═════ Task data ═════
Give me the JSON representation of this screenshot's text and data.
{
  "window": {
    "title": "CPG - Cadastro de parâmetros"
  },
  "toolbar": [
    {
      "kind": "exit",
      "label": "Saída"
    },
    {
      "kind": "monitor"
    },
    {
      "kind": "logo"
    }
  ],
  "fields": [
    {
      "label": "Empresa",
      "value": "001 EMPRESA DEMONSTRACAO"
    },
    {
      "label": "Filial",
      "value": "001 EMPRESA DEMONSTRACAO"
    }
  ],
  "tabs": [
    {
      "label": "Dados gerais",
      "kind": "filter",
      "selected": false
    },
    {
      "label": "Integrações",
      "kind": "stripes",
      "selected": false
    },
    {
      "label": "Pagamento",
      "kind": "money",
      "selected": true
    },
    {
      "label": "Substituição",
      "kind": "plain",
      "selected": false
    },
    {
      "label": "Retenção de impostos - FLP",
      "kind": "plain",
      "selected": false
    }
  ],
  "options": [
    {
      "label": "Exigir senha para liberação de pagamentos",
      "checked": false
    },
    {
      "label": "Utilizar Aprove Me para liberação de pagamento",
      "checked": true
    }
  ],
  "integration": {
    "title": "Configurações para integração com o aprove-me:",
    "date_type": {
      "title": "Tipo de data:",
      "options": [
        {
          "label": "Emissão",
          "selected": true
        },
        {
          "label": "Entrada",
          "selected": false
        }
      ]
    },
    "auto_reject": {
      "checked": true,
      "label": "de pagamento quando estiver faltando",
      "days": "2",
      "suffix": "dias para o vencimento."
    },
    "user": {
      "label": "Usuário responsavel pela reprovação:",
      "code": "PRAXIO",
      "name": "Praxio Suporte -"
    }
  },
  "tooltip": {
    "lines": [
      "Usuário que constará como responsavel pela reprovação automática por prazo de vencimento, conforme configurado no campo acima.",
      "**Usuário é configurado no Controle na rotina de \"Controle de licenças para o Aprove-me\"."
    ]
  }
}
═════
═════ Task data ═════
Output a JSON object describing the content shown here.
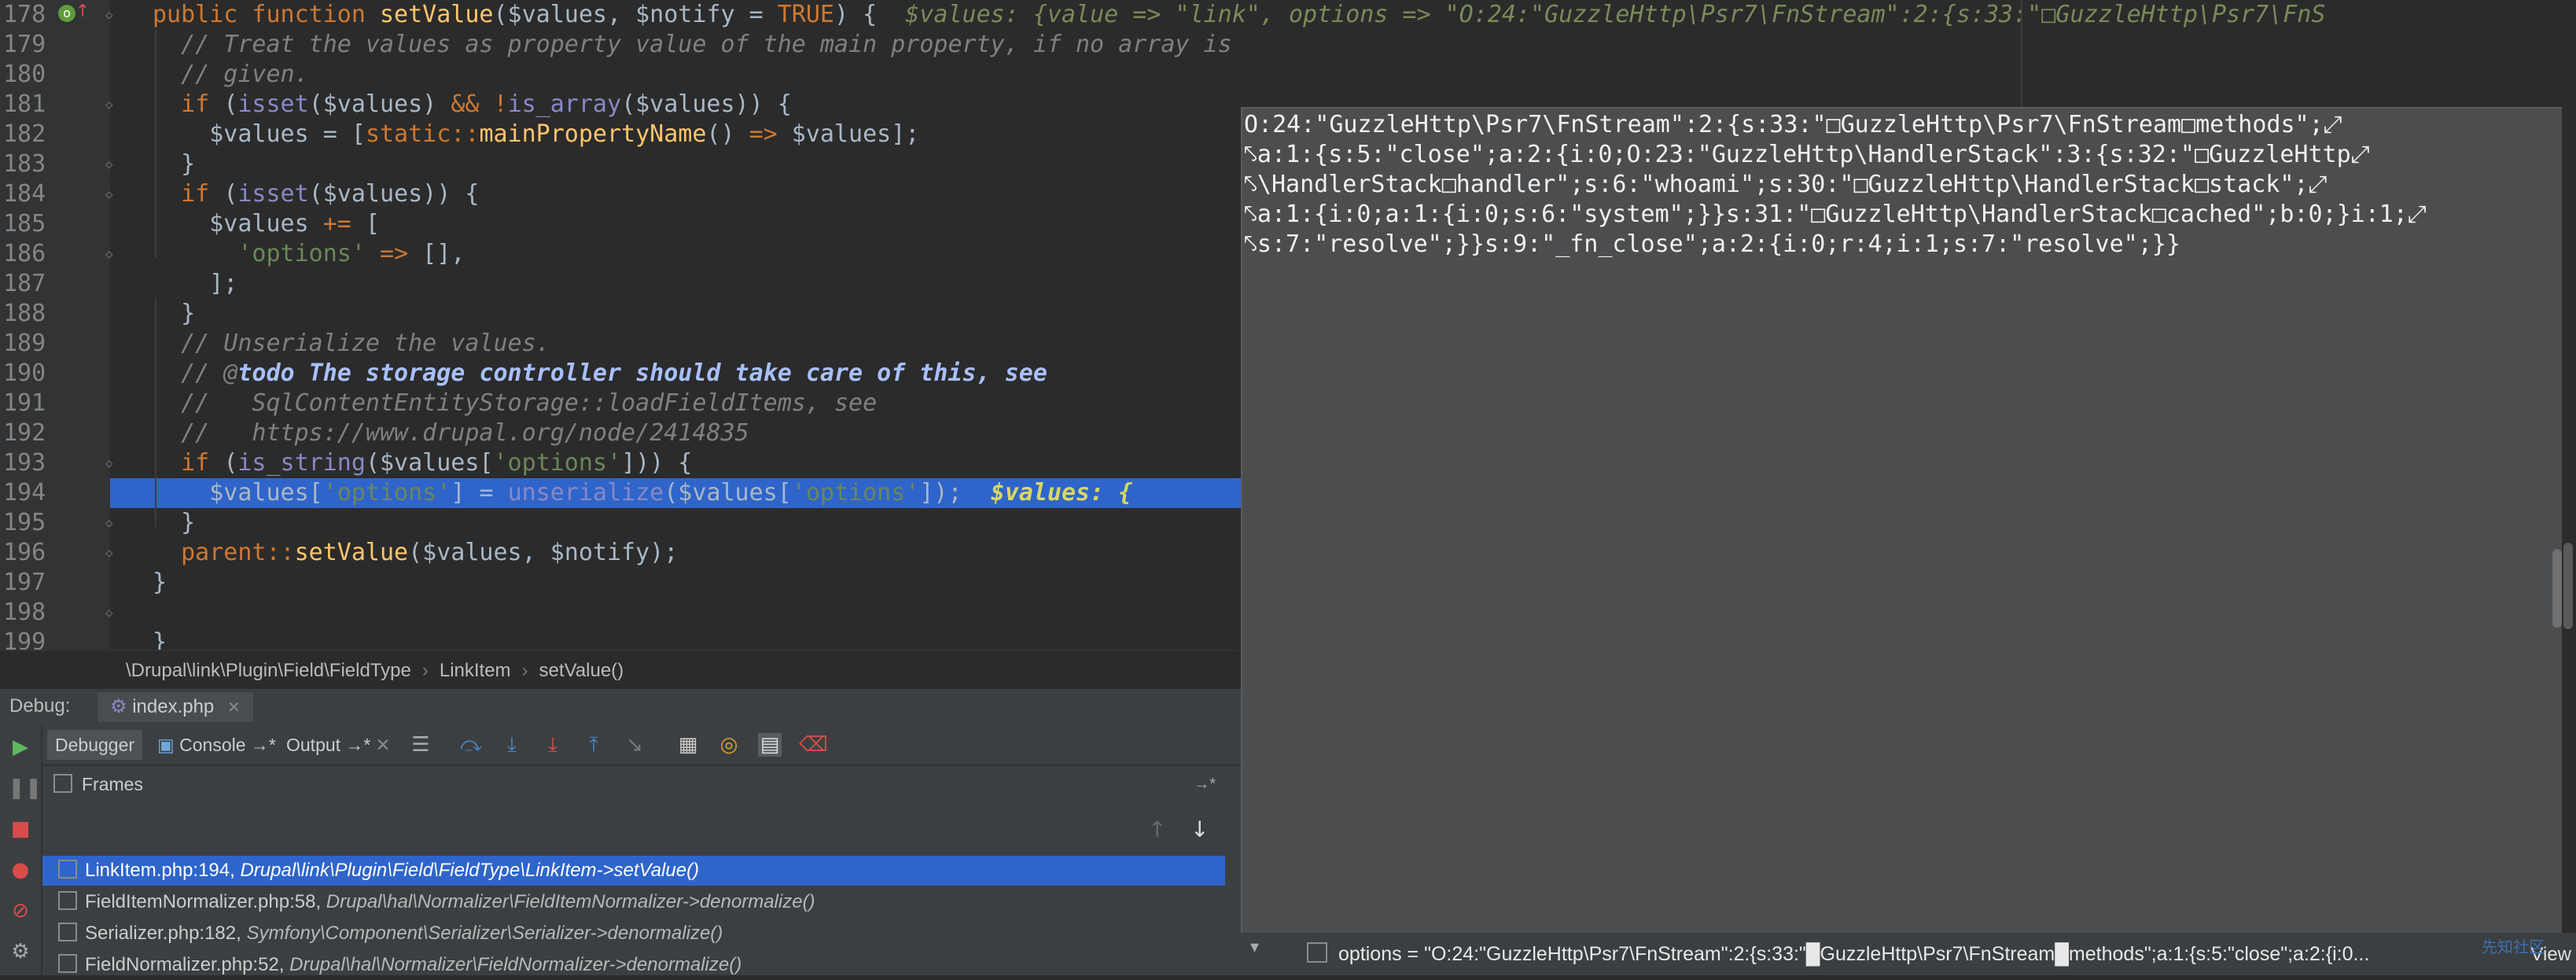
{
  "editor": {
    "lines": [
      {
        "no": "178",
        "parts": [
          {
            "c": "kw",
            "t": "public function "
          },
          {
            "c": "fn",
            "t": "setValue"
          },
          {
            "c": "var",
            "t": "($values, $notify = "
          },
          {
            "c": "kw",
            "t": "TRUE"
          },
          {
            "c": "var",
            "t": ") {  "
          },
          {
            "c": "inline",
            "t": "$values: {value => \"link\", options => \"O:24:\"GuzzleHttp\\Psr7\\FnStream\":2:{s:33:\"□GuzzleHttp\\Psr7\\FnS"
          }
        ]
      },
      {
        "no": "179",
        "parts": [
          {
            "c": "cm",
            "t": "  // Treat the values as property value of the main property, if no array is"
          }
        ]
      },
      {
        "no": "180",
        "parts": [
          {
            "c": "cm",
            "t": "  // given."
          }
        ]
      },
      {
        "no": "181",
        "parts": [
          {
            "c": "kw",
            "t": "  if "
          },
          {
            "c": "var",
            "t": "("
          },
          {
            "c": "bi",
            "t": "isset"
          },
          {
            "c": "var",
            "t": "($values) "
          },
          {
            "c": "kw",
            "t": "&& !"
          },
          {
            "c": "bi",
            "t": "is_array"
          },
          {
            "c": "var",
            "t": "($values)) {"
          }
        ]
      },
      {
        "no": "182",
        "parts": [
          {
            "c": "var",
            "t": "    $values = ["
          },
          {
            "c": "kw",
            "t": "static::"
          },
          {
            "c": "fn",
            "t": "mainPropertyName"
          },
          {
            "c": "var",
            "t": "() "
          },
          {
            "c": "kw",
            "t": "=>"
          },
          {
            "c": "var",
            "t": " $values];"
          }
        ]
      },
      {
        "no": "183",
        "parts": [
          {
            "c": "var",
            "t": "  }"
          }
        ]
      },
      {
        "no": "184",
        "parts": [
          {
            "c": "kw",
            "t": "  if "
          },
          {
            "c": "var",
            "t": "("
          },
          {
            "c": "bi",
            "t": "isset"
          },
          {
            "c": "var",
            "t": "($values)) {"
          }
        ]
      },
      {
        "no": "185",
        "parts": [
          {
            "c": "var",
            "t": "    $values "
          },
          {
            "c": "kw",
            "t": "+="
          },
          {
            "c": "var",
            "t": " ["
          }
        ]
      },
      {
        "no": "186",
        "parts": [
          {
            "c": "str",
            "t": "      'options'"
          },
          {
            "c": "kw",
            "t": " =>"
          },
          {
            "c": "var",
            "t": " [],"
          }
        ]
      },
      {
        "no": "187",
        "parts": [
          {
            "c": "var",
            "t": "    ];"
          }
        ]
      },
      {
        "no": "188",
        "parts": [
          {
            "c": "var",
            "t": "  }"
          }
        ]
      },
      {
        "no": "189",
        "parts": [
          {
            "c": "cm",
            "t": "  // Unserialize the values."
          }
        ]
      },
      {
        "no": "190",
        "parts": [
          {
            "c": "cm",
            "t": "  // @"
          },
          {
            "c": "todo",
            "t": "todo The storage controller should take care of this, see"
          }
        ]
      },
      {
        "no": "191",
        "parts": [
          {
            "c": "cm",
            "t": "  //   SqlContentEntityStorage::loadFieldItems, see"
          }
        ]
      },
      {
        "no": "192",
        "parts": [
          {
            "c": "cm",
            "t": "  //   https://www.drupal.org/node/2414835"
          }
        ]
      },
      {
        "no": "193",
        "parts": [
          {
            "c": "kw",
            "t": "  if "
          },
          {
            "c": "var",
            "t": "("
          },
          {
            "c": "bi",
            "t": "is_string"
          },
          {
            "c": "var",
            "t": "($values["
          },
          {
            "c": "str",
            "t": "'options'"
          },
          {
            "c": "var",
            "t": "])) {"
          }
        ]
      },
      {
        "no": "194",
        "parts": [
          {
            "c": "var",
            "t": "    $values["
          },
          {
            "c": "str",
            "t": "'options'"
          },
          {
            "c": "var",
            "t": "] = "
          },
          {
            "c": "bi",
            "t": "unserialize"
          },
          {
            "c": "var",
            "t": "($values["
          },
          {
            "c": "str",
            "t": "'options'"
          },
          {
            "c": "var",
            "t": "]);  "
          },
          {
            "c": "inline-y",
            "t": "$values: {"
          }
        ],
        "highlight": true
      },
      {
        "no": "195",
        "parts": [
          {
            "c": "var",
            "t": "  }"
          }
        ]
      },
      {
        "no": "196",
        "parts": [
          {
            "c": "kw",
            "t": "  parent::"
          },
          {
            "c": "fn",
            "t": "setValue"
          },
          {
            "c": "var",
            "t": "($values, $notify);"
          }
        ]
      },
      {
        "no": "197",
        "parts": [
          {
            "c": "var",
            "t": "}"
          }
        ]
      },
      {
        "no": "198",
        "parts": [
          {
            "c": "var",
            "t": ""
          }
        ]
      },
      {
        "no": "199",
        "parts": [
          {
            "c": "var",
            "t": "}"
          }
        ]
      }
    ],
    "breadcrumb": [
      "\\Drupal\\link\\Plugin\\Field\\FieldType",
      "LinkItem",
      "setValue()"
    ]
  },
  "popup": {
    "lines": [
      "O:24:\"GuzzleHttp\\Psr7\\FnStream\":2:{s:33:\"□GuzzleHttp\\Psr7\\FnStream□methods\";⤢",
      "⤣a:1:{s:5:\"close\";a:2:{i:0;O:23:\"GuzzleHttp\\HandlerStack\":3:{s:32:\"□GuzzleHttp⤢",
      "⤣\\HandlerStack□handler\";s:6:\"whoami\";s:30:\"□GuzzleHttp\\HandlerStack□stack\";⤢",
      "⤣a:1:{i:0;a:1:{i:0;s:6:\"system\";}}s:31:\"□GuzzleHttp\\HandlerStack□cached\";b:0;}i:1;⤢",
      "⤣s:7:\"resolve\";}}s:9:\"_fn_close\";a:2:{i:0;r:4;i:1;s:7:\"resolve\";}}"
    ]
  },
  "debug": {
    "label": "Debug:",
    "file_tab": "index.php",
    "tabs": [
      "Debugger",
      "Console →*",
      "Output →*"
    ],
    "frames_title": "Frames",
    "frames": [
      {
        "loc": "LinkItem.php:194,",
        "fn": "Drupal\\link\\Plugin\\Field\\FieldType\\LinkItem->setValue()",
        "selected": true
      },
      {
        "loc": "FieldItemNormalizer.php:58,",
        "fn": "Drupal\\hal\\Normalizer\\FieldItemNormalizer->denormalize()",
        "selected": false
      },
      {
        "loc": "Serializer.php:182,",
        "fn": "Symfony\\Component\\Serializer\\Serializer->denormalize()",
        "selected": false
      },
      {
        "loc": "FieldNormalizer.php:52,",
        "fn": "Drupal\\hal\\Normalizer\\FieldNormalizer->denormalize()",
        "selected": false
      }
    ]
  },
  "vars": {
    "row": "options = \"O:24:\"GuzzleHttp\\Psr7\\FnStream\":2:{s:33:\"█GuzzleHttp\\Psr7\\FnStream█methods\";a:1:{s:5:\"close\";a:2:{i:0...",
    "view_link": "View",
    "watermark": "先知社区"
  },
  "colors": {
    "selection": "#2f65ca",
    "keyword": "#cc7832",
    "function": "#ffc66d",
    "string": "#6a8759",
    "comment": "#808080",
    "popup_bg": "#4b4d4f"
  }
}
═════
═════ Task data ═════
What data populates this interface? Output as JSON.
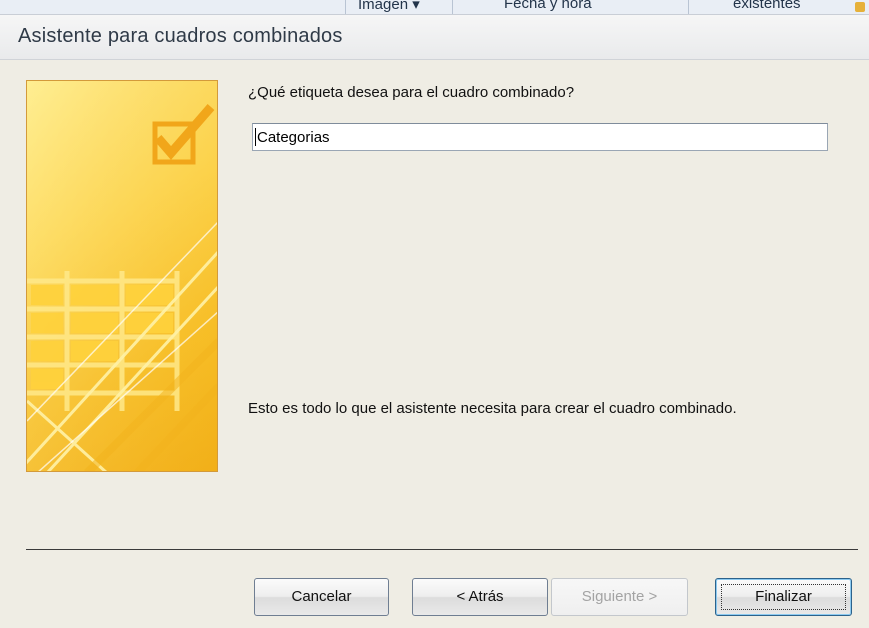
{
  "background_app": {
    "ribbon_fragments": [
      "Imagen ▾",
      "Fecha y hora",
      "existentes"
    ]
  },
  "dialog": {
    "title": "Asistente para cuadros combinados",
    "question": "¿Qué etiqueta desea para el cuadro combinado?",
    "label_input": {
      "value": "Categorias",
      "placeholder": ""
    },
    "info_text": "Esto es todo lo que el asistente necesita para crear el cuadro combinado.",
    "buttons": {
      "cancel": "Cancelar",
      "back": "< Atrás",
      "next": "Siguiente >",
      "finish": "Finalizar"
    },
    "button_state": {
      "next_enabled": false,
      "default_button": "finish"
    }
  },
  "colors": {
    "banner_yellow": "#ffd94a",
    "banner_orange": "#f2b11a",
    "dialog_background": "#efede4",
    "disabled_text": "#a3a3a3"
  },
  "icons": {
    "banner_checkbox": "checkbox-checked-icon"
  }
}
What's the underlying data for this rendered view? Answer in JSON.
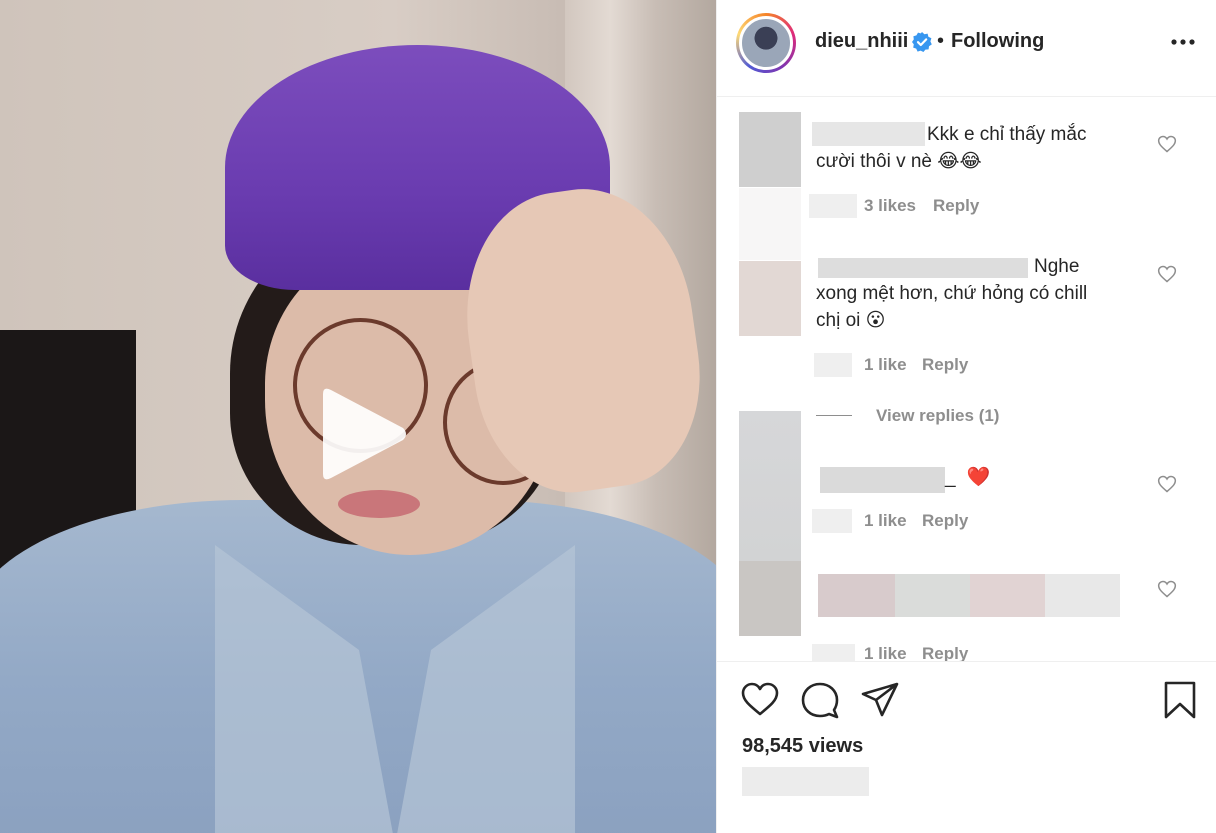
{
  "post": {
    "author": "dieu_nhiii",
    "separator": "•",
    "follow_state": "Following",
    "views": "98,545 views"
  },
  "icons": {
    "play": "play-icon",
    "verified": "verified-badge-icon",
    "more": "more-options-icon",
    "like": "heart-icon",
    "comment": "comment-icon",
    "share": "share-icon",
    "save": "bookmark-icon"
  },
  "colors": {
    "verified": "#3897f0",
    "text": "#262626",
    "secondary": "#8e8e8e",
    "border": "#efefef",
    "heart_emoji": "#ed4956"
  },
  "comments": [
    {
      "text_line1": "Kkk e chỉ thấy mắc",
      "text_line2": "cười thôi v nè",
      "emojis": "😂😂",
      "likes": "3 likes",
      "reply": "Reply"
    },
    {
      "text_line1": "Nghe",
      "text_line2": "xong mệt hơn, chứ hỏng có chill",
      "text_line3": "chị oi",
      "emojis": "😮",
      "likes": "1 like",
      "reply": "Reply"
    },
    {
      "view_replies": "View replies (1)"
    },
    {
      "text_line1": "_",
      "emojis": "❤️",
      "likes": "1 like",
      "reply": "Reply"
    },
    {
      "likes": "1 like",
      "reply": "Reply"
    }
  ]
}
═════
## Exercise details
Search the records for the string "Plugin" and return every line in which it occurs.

## Expected answer
      "\\Drupal\\link\\Plugin\\Field\\FieldType",
        "fn": "Drupal\\link\\Plugin\\Field\\FieldType\\LinkItem->setValue()",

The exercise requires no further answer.